Entries supplied:

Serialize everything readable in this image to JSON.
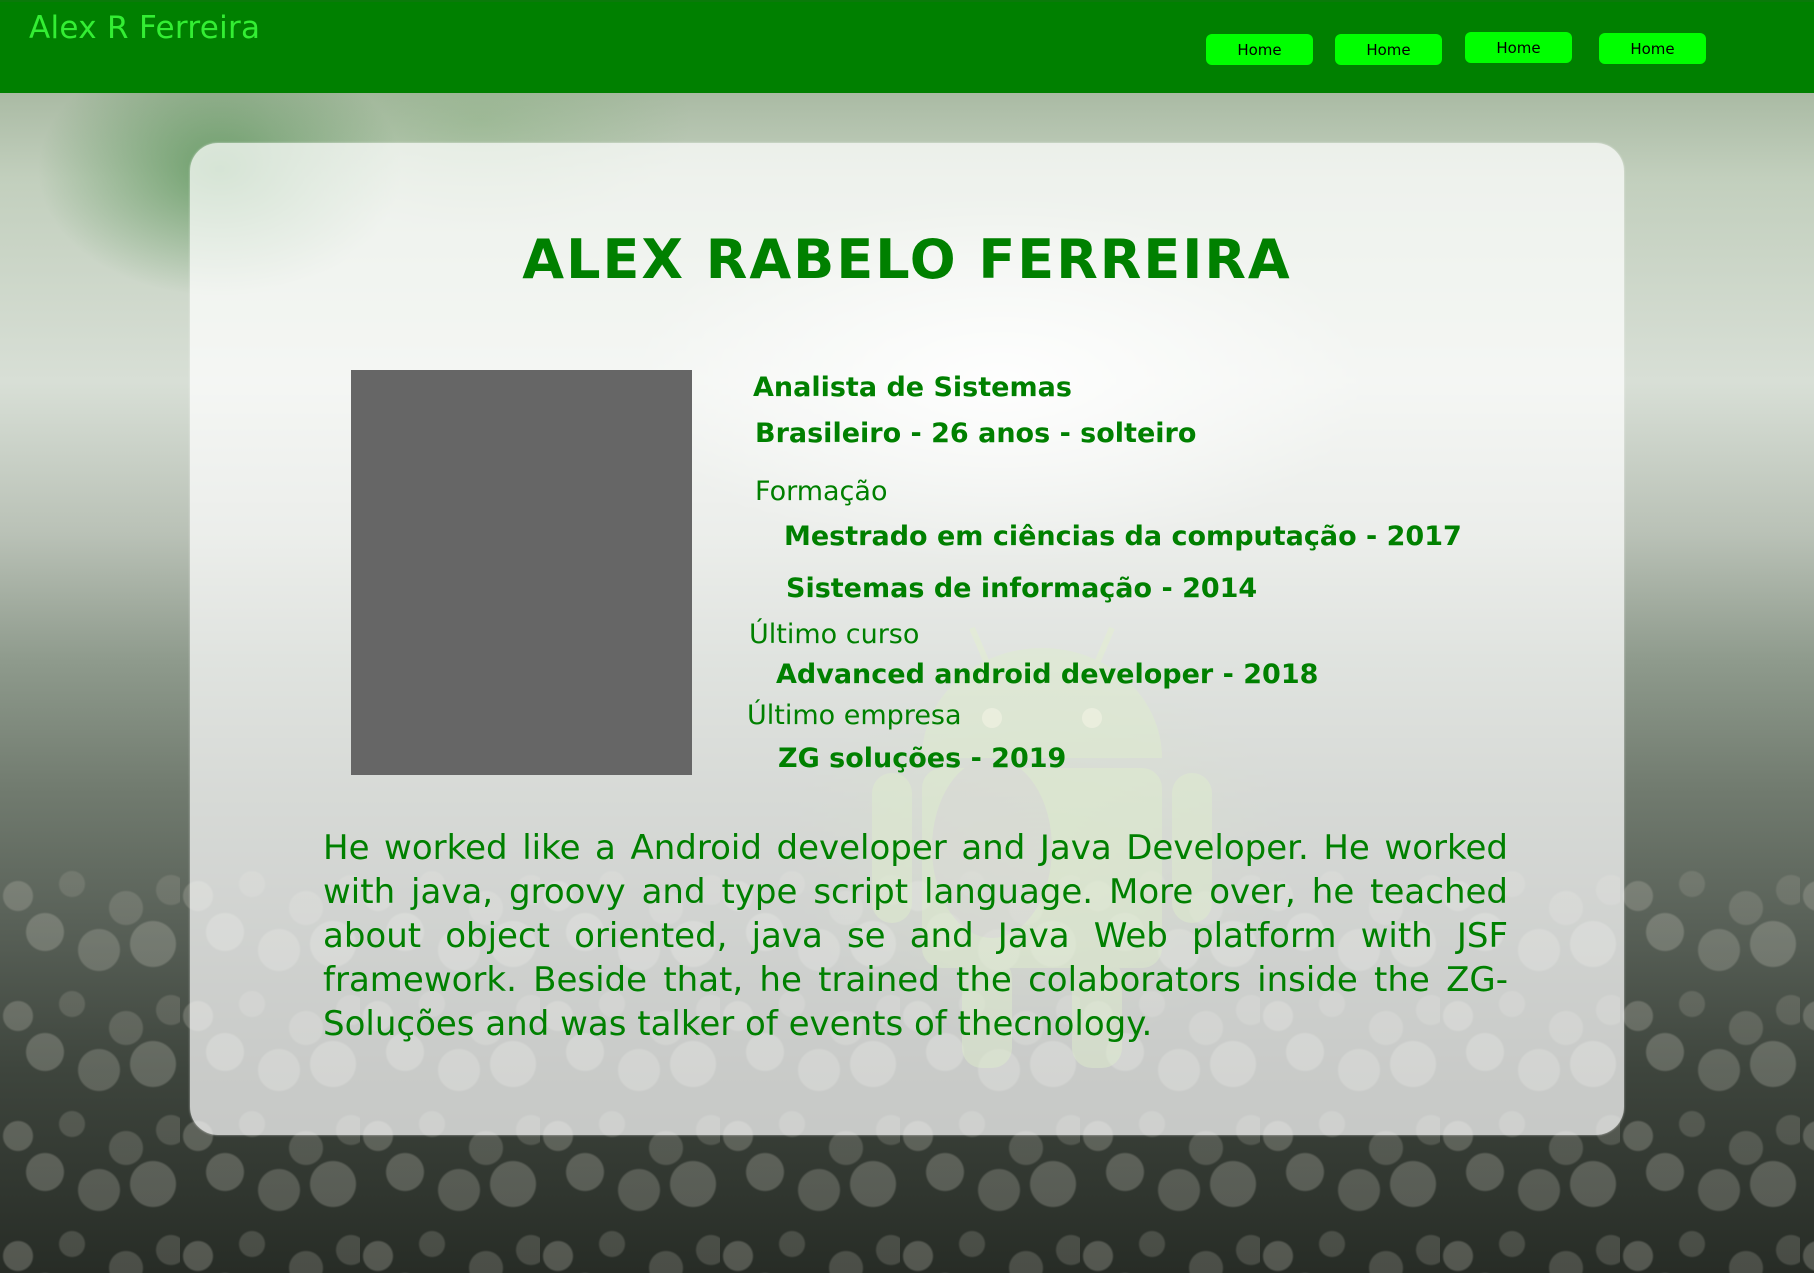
{
  "header": {
    "brand": "Alex R Ferreira",
    "nav": [
      {
        "label": "Home"
      },
      {
        "label": "Home"
      },
      {
        "label": "Home"
      },
      {
        "label": "Home"
      }
    ]
  },
  "profile": {
    "name": "ALEX RABELO FERREIRA",
    "role": "Analista de Sistemas",
    "personal": "Brasileiro - 26 anos - solteiro",
    "education_heading": "Formação",
    "education": [
      "Mestrado em ciências da computação - 2017",
      "Sistemas de informação - 2014"
    ],
    "last_course_heading": "Último curso",
    "last_course": "Advanced android developer - 2018",
    "last_company_heading": "Último empresa",
    "last_company": "ZG soluções - 2019",
    "bio": "He worked like a Android developer and Java Developer. He worked with java, groovy and type script language. More over, he teached about object oriented, java se and Java Web platform with JSF framework. Beside that, he trained the colaborators inside the ZG-Soluções and was talker of events of thecnology."
  },
  "colors": {
    "navbar": "#008000",
    "brand_text": "#33ee33",
    "nav_button": "#00ff00",
    "text_green": "#008000",
    "photo_placeholder": "#666666"
  }
}
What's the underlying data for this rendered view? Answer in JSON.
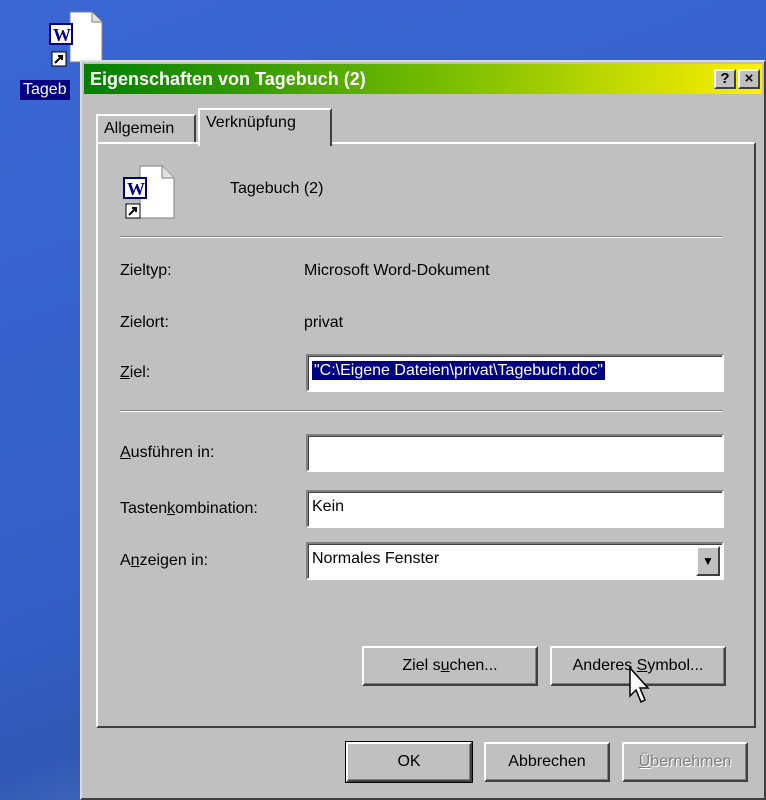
{
  "desktop": {
    "icon_label": "Tageb"
  },
  "dialog": {
    "title": "Eigenschaften von Tagebuch (2)",
    "help_button": "?",
    "close_button": "×",
    "tabs": [
      {
        "label": "Allgemein",
        "active": false
      },
      {
        "label": "Verknüpfung",
        "active": true
      }
    ],
    "shortcut_name": "Tagebuch (2)",
    "fields": {
      "zieltyp": {
        "label": "Zieltyp:",
        "value": "Microsoft Word-Dokument"
      },
      "zielort": {
        "label": "Zielort:",
        "value": "privat"
      },
      "ziel": {
        "label_pre": "",
        "label_ul": "Z",
        "label_post": "iel:",
        "value": "\"C:\\Eigene Dateien\\privat\\Tagebuch.doc\""
      },
      "ausfuehren": {
        "label_pre": "",
        "label_ul": "A",
        "label_post": "usführen in:",
        "value": ""
      },
      "tasten": {
        "label_pre": "Tasten",
        "label_ul": "k",
        "label_post": "ombination:",
        "value": "Kein"
      },
      "anzeigen": {
        "label_pre": "A",
        "label_ul": "n",
        "label_post": "zeigen in:",
        "value": "Normales Fenster"
      }
    },
    "buttons": {
      "ziel_suchen": {
        "pre": "Ziel s",
        "ul": "u",
        "post": "chen..."
      },
      "anderes_symbol": {
        "pre": "Anderes ",
        "ul": "S",
        "post": "ymbol..."
      },
      "ok": "OK",
      "abbrechen": "Abbrechen",
      "uebernehmen": {
        "pre": "",
        "ul": "Ü",
        "post": "bernehmen"
      }
    }
  },
  "colors": {
    "face": "#c0c0c0",
    "selection": "#000080",
    "title_start": "#008000",
    "title_end": "#fff000"
  }
}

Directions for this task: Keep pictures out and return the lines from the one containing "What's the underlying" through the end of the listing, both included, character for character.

Task response:
What's the underlying data for this rendered view? Answer in JSON.
{
  "desktop": {
    "icon_label": "Tageb"
  },
  "dialog": {
    "title": "Eigenschaften von Tagebuch (2)",
    "help_button": "?",
    "close_button": "×",
    "tabs": [
      {
        "label": "Allgemein",
        "active": false
      },
      {
        "label": "Verknüpfung",
        "active": true
      }
    ],
    "shortcut_name": "Tagebuch (2)",
    "fields": {
      "zieltyp": {
        "label": "Zieltyp:",
        "value": "Microsoft Word-Dokument"
      },
      "zielort": {
        "label": "Zielort:",
        "value": "privat"
      },
      "ziel": {
        "label_pre": "",
        "label_ul": "Z",
        "label_post": "iel:",
        "value": "\"C:\\Eigene Dateien\\privat\\Tagebuch.doc\""
      },
      "ausfuehren": {
        "label_pre": "",
        "label_ul": "A",
        "label_post": "usführen in:",
        "value": ""
      },
      "tasten": {
        "label_pre": "Tasten",
        "label_ul": "k",
        "label_post": "ombination:",
        "value": "Kein"
      },
      "anzeigen": {
        "label_pre": "A",
        "label_ul": "n",
        "label_post": "zeigen in:",
        "value": "Normales Fenster"
      }
    },
    "buttons": {
      "ziel_suchen": {
        "pre": "Ziel s",
        "ul": "u",
        "post": "chen..."
      },
      "anderes_symbol": {
        "pre": "Anderes ",
        "ul": "S",
        "post": "ymbol..."
      },
      "ok": "OK",
      "abbrechen": "Abbrechen",
      "uebernehmen": {
        "pre": "",
        "ul": "Ü",
        "post": "bernehmen"
      }
    }
  },
  "colors": {
    "face": "#c0c0c0",
    "selection": "#000080",
    "title_start": "#008000",
    "title_end": "#fff000"
  }
}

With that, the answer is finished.